[Extracted records]
*** Block opens ***
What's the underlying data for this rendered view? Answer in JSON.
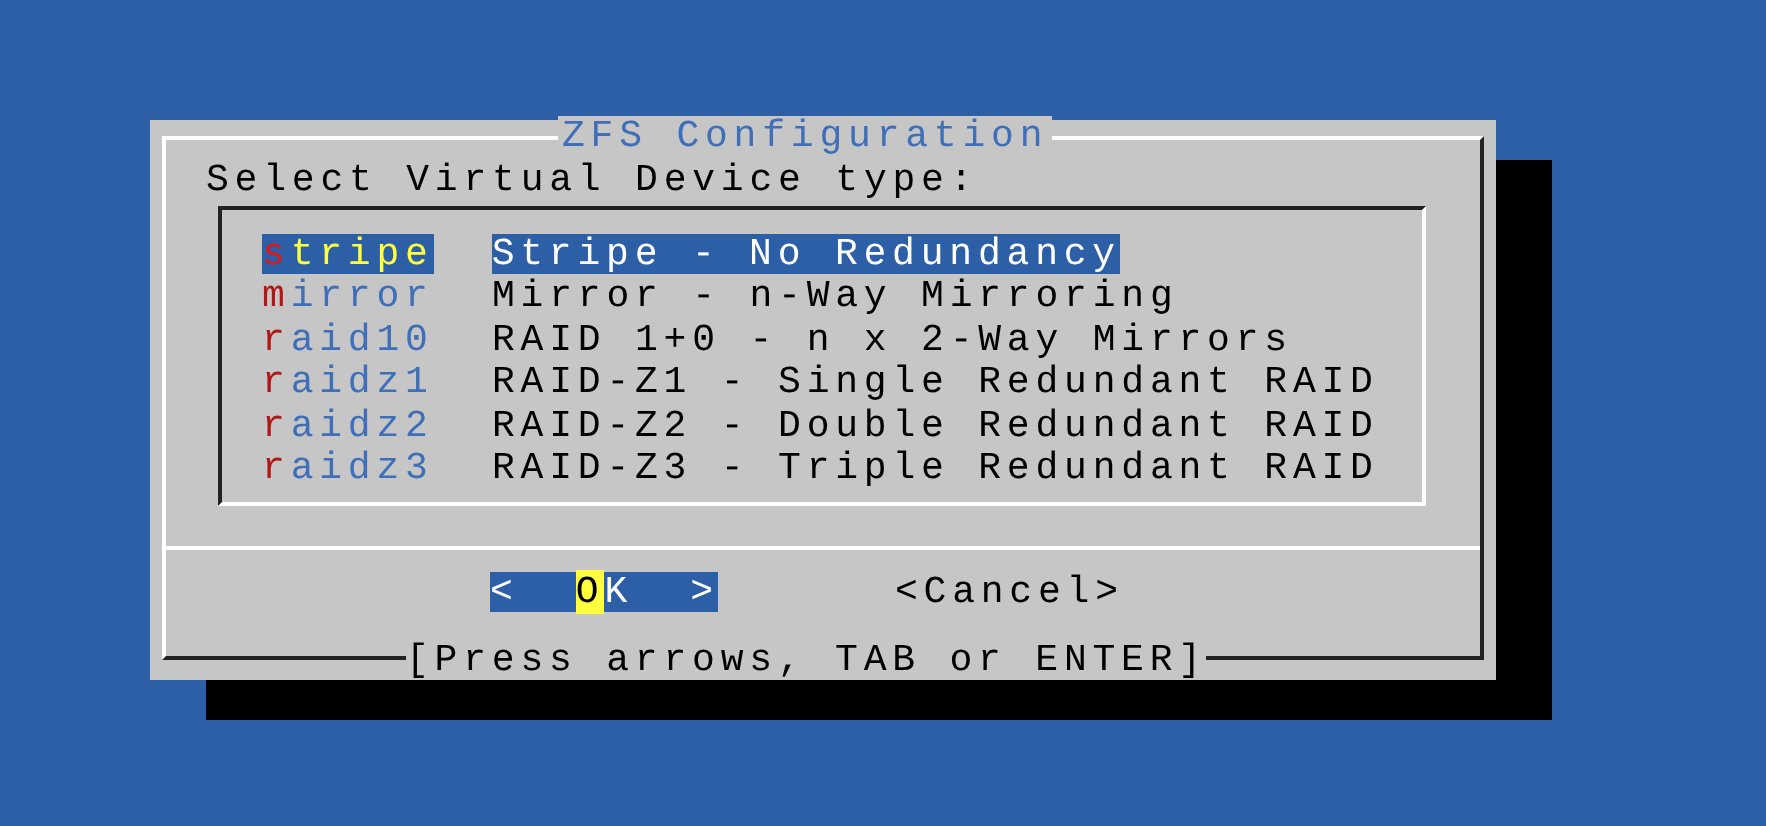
{
  "dialog": {
    "title": "ZFS Configuration",
    "prompt": "Select Virtual Device type:",
    "items": [
      {
        "tag_hotkey": "s",
        "tag_rest": "tripe",
        "description": "Stripe - No Redundancy",
        "selected": true
      },
      {
        "tag_hotkey": "m",
        "tag_rest": "irror",
        "description": "Mirror - n-Way Mirroring",
        "selected": false
      },
      {
        "tag_hotkey": "r",
        "tag_rest": "aid10",
        "description": "RAID 1+0 - n x 2-Way Mirrors",
        "selected": false
      },
      {
        "tag_hotkey": "r",
        "tag_rest": "aidz1",
        "description": "RAID-Z1 - Single Redundant RAID",
        "selected": false
      },
      {
        "tag_hotkey": "r",
        "tag_rest": "aidz2",
        "description": "RAID-Z2 - Double Redundant RAID",
        "selected": false
      },
      {
        "tag_hotkey": "r",
        "tag_rest": "aidz3",
        "description": "RAID-Z3 - Triple Redundant RAID",
        "selected": false
      }
    ],
    "buttons": [
      {
        "prefix": "<  ",
        "hotkey": "O",
        "rest": "K  >",
        "selected": true
      },
      {
        "prefix": "<",
        "hotkey": "C",
        "rest": "ancel>",
        "selected": false
      }
    ],
    "hint": "[Press arrows, TAB or ENTER]"
  }
}
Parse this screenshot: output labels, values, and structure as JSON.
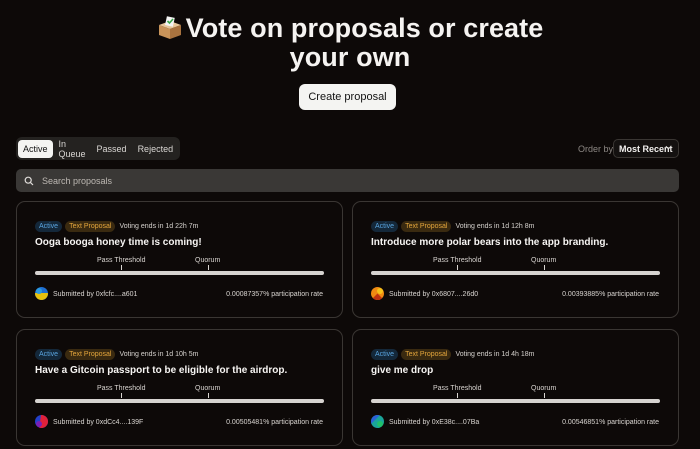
{
  "hero": {
    "emoji": "ballot-box-icon",
    "title": "Vote on proposals or create your own"
  },
  "create_button": {
    "label": "Create proposal"
  },
  "tabs": [
    {
      "label": "Active",
      "active": true
    },
    {
      "label": "In Queue",
      "active": false
    },
    {
      "label": "Passed",
      "active": false
    },
    {
      "label": "Rejected",
      "active": false
    }
  ],
  "order": {
    "label": "Order by",
    "value": "Most Recent"
  },
  "search": {
    "placeholder": "Search proposals"
  },
  "colors": {
    "background": "#0d0908",
    "active_badge": "#5aa5e0",
    "type_badge": "#e3a53c"
  },
  "labels": {
    "pass_threshold": "Pass Threshold",
    "quorum": "Quorum"
  },
  "proposals": [
    {
      "status": "Active",
      "type": "Text Proposal",
      "voting": "Voting ends in 1d 22h 7m",
      "title": "Ooga booga honey time is coming!",
      "submitted": "Submitted by 0xfcfc....a601",
      "rate": "0.00087357% participation rate",
      "progress": 0
    },
    {
      "status": "Active",
      "type": "Text Proposal",
      "voting": "Voting ends in 1d 12h 8m",
      "title": "Introduce more polar bears into the app branding.",
      "submitted": "Submitted by 0x6807....26d0",
      "rate": "0.00393885% participation rate",
      "progress": 0
    },
    {
      "status": "Active",
      "type": "Text Proposal",
      "voting": "Voting ends in 1d 10h 5m",
      "title": "Have a Gitcoin passport to be eligible for the airdrop.",
      "submitted": "Submitted by 0xdCc4....139F",
      "rate": "0.00505481% participation rate",
      "progress": 0
    },
    {
      "status": "Active",
      "type": "Text Proposal",
      "voting": "Voting ends in 1d 4h 18m",
      "title": "give me drop",
      "submitted": "Submitted by 0xE38c....07Ba",
      "rate": "0.00546851% participation rate",
      "progress": 0
    }
  ]
}
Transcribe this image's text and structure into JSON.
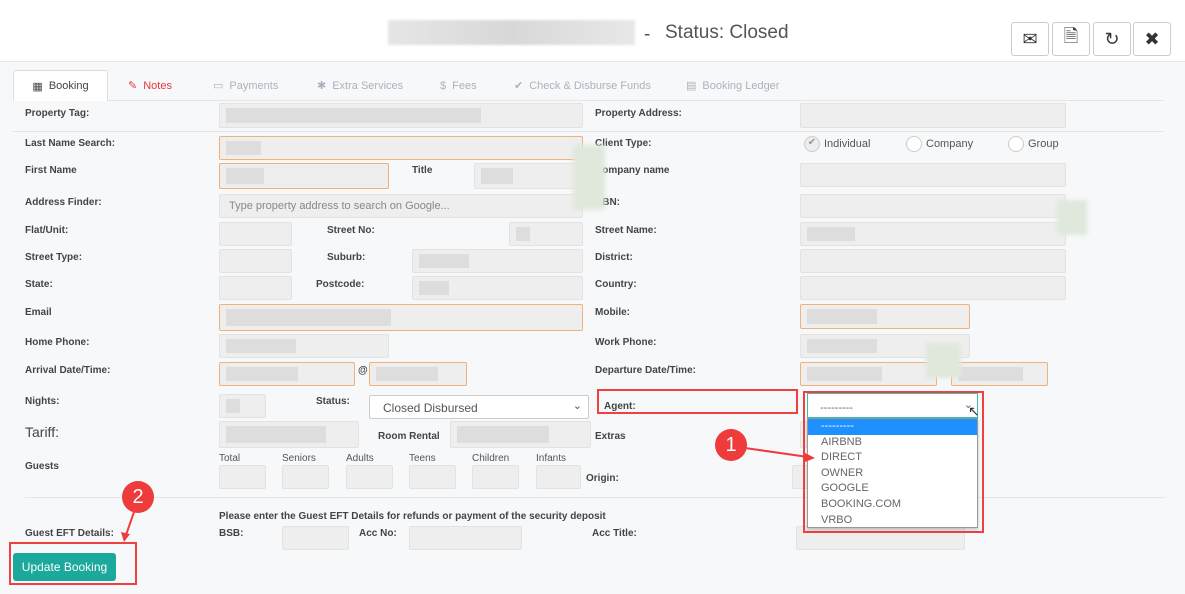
{
  "header": {
    "separator": "-",
    "status": "Status: Closed",
    "buttons": [
      {
        "icon": "envelope-icon",
        "glyph": "✉"
      },
      {
        "icon": "pdf-icon",
        "glyph": "🗎"
      },
      {
        "icon": "refresh-icon",
        "glyph": "↻"
      },
      {
        "icon": "close-icon",
        "glyph": "✖"
      }
    ]
  },
  "tabs": [
    {
      "label": "Booking",
      "glyph": "▦"
    },
    {
      "label": "Notes",
      "glyph": "✎"
    },
    {
      "label": "Payments",
      "glyph": "▭"
    },
    {
      "label": "Extra Services",
      "glyph": "✱"
    },
    {
      "label": "Fees",
      "glyph": "$"
    },
    {
      "label": "Check & Disburse Funds",
      "glyph": "✔"
    },
    {
      "label": "Booking Ledger",
      "glyph": "▤"
    }
  ],
  "colors": {
    "active_tab_notes": "#e8383d",
    "accent": "#1aa99b",
    "annotation": "#ee3b3b",
    "highlight": "#1e90ff"
  },
  "labels": {
    "property_tag": "Property Tag:",
    "last_name": "Last Name Search:",
    "first_name": "First Name",
    "title": "Title",
    "address_finder": "Address Finder:",
    "flat": "Flat/Unit:",
    "street_no": "Street No:",
    "street_type": "Street Type:",
    "suburb": "Suburb:",
    "state": "State:",
    "postcode": "Postcode:",
    "email": "Email",
    "home_phone": "Home Phone:",
    "arrival": "Arrival Date/Time:",
    "at": "@",
    "nights": "Nights:",
    "status": "Status:",
    "tariff": "Tariff:",
    "room_rental": "Room Rental",
    "guests": "Guests",
    "property_address": "Property Address:",
    "client_type": "Client Type:",
    "company_name": "Company name",
    "abn": "ABN:",
    "street_name": "Street Name:",
    "district": "District:",
    "country": "Country:",
    "mobile": "Mobile:",
    "work_phone": "Work Phone:",
    "departure": "Departure Date/Time:",
    "agent": "Agent:",
    "extras": "Extras",
    "origin": "Origin:",
    "eft_details": "Guest EFT Details:",
    "eft_note": "Please enter the Guest EFT Details for refunds or payment of the security deposit",
    "bsb": "BSB:",
    "acc_no": "Acc No:",
    "acc_title": "Acc Title:"
  },
  "address_placeholder": "Type property address to search on Google...",
  "client_types": [
    {
      "label": "Individual",
      "checked": true
    },
    {
      "label": "Company",
      "checked": false
    },
    {
      "label": "Group",
      "checked": false
    }
  ],
  "guest_columns": [
    "Total",
    "Seniors",
    "Adults",
    "Teens",
    "Children",
    "Infants"
  ],
  "status_value": "Closed Disbursed",
  "agent": {
    "selected": "---------",
    "options": [
      "---------",
      "AIRBNB",
      "DIRECT",
      "OWNER",
      "GOOGLE",
      "BOOKING.COM",
      "VRBO"
    ],
    "highlighted": "---------"
  },
  "update_button": "Update Booking",
  "annotations": [
    "1",
    "2"
  ]
}
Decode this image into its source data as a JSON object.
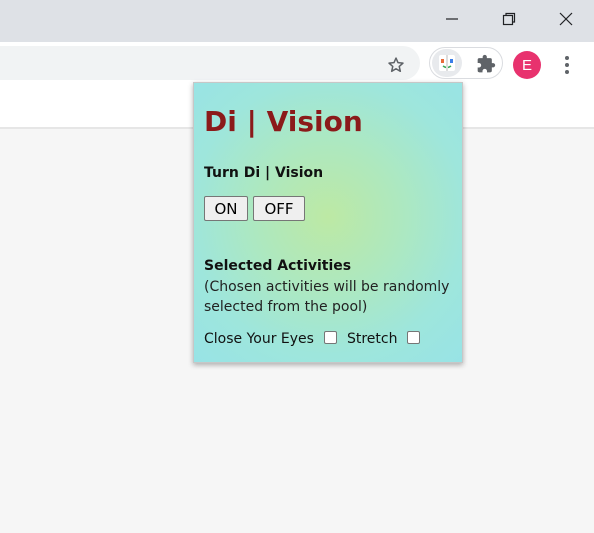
{
  "browser": {
    "window_controls": {
      "minimize_icon": "minimize-icon",
      "restore_icon": "restore-icon",
      "close_icon": "close-icon"
    },
    "toolbar": {
      "bookmark_icon": "star-icon",
      "extensions_icon": "puzzle-icon",
      "profile_initial": "E",
      "menu_icon": "kebab-menu-icon",
      "profile_color": "#e8326e"
    }
  },
  "popup": {
    "title": "Di | Vision",
    "title_color": "#8b1a1a",
    "toggle_label": "Turn Di | Vision",
    "on_label": "ON",
    "off_label": "OFF",
    "activities_title": "Selected Activities",
    "activities_note": "(Chosen activities will be randomly selected from the pool)",
    "activities": [
      {
        "label": "Close Your Eyes",
        "checked": false
      },
      {
        "label": "Stretch",
        "checked": false
      }
    ]
  }
}
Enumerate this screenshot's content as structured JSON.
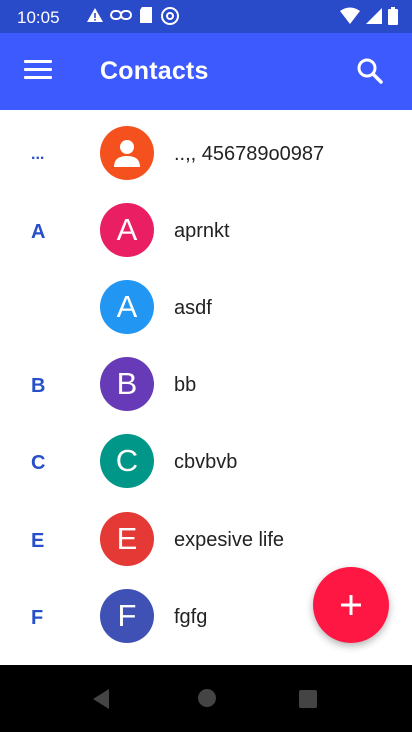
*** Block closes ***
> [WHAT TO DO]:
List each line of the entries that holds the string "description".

> [EXERCISE RESPONSE]:
        "description": "Stripe - No Redundancy",
        "description": "Mirror - n-Way Mirroring",
        "description": "RAID 1+0 - n x 2-Way Mirrors",
        "description": "RAID-Z1 - Single Redundant RAID",
        "description": "RAID-Z2 - Double Redundant RAID",
        "description": "RAID-Z3 - Triple Redundant RAID",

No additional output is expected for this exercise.